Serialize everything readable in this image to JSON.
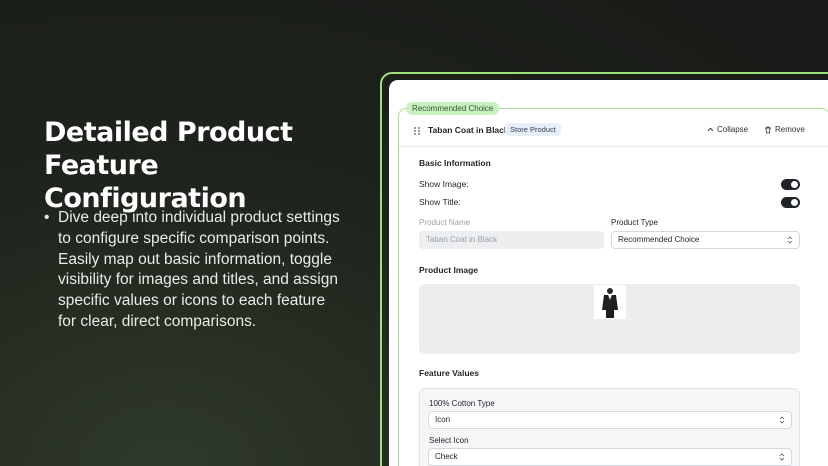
{
  "hero": {
    "title": "Detailed Product Feature Configuration",
    "bullets": [
      "Dive deep into individual product settings to configure specific comparison points. Easily map out basic information, toggle visibility for images and titles, and assign specific values or icons to each feature for clear, direct comparisons."
    ]
  },
  "colors": {
    "accent": "#9be07a",
    "background": "#1e231c"
  },
  "card": {
    "tag": "Recommended Choice",
    "header": {
      "title": "Taban Coat in Black",
      "badge": "Store Product",
      "collapse_label": "Collapse",
      "remove_label": "Remove",
      "icons": {
        "drag": "drag-handle-icon",
        "collapse": "chevron-up-icon",
        "remove": "trash-icon"
      }
    },
    "basic_info": {
      "title": "Basic Information",
      "show_image_label": "Show Image:",
      "show_image": true,
      "show_title_label": "Show Title:",
      "show_title": true,
      "product_name_label": "Product Name",
      "product_name_value": "Taban Coat in Black",
      "product_type_label": "Product Type",
      "product_type_value": "Recommended Choice"
    },
    "product_image": {
      "title": "Product Image"
    },
    "feature_values": {
      "title": "Feature Values",
      "feature_label": "100% Cotton Type",
      "feature_value": "Icon",
      "select_icon_label": "Select Icon",
      "select_icon_value": "Check"
    }
  }
}
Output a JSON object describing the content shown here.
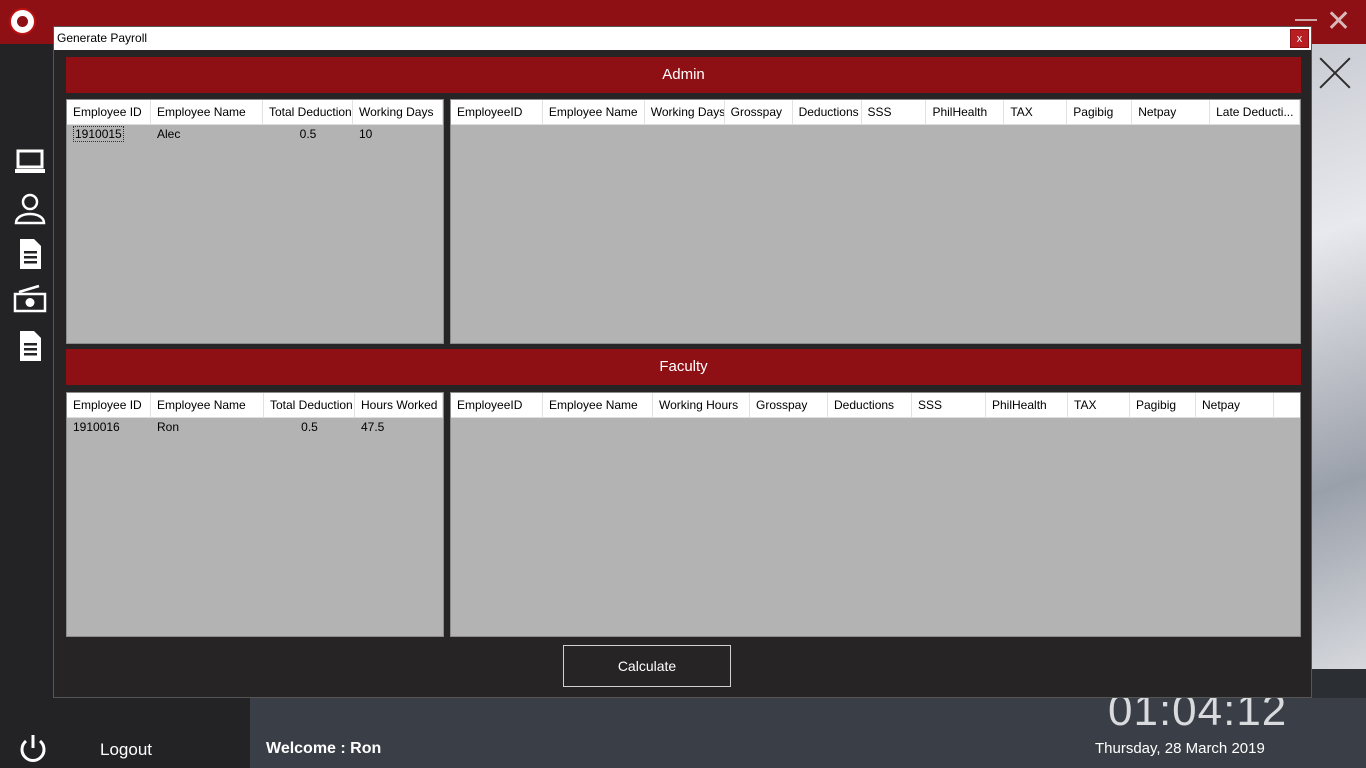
{
  "app": {
    "logo": "school-seal-logo",
    "window_controls": [
      "minimize-icon",
      "close-icon"
    ],
    "sidebar_icons": [
      "laptop-icon",
      "user-icon",
      "document-icon",
      "money-icon",
      "file-icon"
    ],
    "logout_label": "Logout",
    "welcome_text": "Welcome : Ron",
    "clock": "01:04:12",
    "date": "Thursday, 28 March 2019"
  },
  "dialog": {
    "title": "Generate Payroll",
    "close_label": "x",
    "calculate_label": "Calculate"
  },
  "admin": {
    "title": "Admin",
    "left_grid": {
      "columns": [
        "Employee ID",
        "Employee Name",
        "Total Deduction",
        "Working Days"
      ],
      "rows": [
        [
          "1910015",
          "Alec",
          "0.5",
          "10"
        ]
      ]
    },
    "right_grid": {
      "columns": [
        "EmployeeID",
        "Employee Name",
        "Working Days",
        "Grosspay",
        "Deductions",
        "SSS",
        "PhilHealth",
        "TAX",
        "Pagibig",
        "Netpay",
        "Late Deducti..."
      ],
      "rows": []
    }
  },
  "faculty": {
    "title": "Faculty",
    "left_grid": {
      "columns": [
        "Employee ID",
        "Employee Name",
        "Total Deduction",
        "Hours Worked"
      ],
      "rows": [
        [
          "1910016",
          "Ron",
          "0.5",
          "47.5"
        ]
      ]
    },
    "right_grid": {
      "columns": [
        "EmployeeID",
        "Employee Name",
        "Working Hours",
        "Grosspay",
        "Deductions",
        "SSS",
        "PhilHealth",
        "TAX",
        "Pagibig",
        "Netpay"
      ],
      "rows": []
    }
  },
  "colors": {
    "accent": "#8f1014",
    "grid_bg": "#b3b3b3",
    "dialog_bg": "#262424"
  }
}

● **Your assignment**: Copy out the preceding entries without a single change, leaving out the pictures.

● **Completed task**:
Serialize everything readable in this image to JSON.
{
  "hero": {
    "title": "Detailed Product Feature Configuration",
    "bullets": [
      "Dive deep into individual product settings to configure specific comparison points. Easily map out basic information, toggle visibility for images and titles, and assign specific values or icons to each feature for clear, direct comparisons."
    ]
  },
  "colors": {
    "accent": "#9be07a",
    "background": "#1e231c"
  },
  "card": {
    "tag": "Recommended Choice",
    "header": {
      "title": "Taban Coat in Black",
      "badge": "Store Product",
      "collapse_label": "Collapse",
      "remove_label": "Remove",
      "icons": {
        "drag": "drag-handle-icon",
        "collapse": "chevron-up-icon",
        "remove": "trash-icon"
      }
    },
    "basic_info": {
      "title": "Basic Information",
      "show_image_label": "Show Image:",
      "show_image": true,
      "show_title_label": "Show Title:",
      "show_title": true,
      "product_name_label": "Product Name",
      "product_name_value": "Taban Coat in Black",
      "product_type_label": "Product Type",
      "product_type_value": "Recommended Choice"
    },
    "product_image": {
      "title": "Product Image"
    },
    "feature_values": {
      "title": "Feature Values",
      "feature_label": "100% Cotton Type",
      "feature_value": "Icon",
      "select_icon_label": "Select Icon",
      "select_icon_value": "Check"
    }
  }
}
Output a JSON object describing the content shown here.
{
  "app": {
    "logo": "school-seal-logo",
    "window_controls": [
      "minimize-icon",
      "close-icon"
    ],
    "sidebar_icons": [
      "laptop-icon",
      "user-icon",
      "document-icon",
      "money-icon",
      "file-icon"
    ],
    "logout_label": "Logout",
    "welcome_text": "Welcome : Ron",
    "clock": "01:04:12",
    "date": "Thursday, 28 March 2019"
  },
  "dialog": {
    "title": "Generate Payroll",
    "close_label": "x",
    "calculate_label": "Calculate"
  },
  "admin": {
    "title": "Admin",
    "left_grid": {
      "columns": [
        "Employee ID",
        "Employee Name",
        "Total Deduction",
        "Working Days"
      ],
      "rows": [
        [
          "1910015",
          "Alec",
          "0.5",
          "10"
        ]
      ]
    },
    "right_grid": {
      "columns": [
        "EmployeeID",
        "Employee Name",
        "Working Days",
        "Grosspay",
        "Deductions",
        "SSS",
        "PhilHealth",
        "TAX",
        "Pagibig",
        "Netpay",
        "Late Deducti..."
      ],
      "rows": []
    }
  },
  "faculty": {
    "title": "Faculty",
    "left_grid": {
      "columns": [
        "Employee ID",
        "Employee Name",
        "Total Deduction",
        "Hours Worked"
      ],
      "rows": [
        [
          "1910016",
          "Ron",
          "0.5",
          "47.5"
        ]
      ]
    },
    "right_grid": {
      "columns": [
        "EmployeeID",
        "Employee Name",
        "Working Hours",
        "Grosspay",
        "Deductions",
        "SSS",
        "PhilHealth",
        "TAX",
        "Pagibig",
        "Netpay"
      ],
      "rows": []
    }
  },
  "colors": {
    "accent": "#8f1014",
    "grid_bg": "#b3b3b3",
    "dialog_bg": "#262424"
  }
}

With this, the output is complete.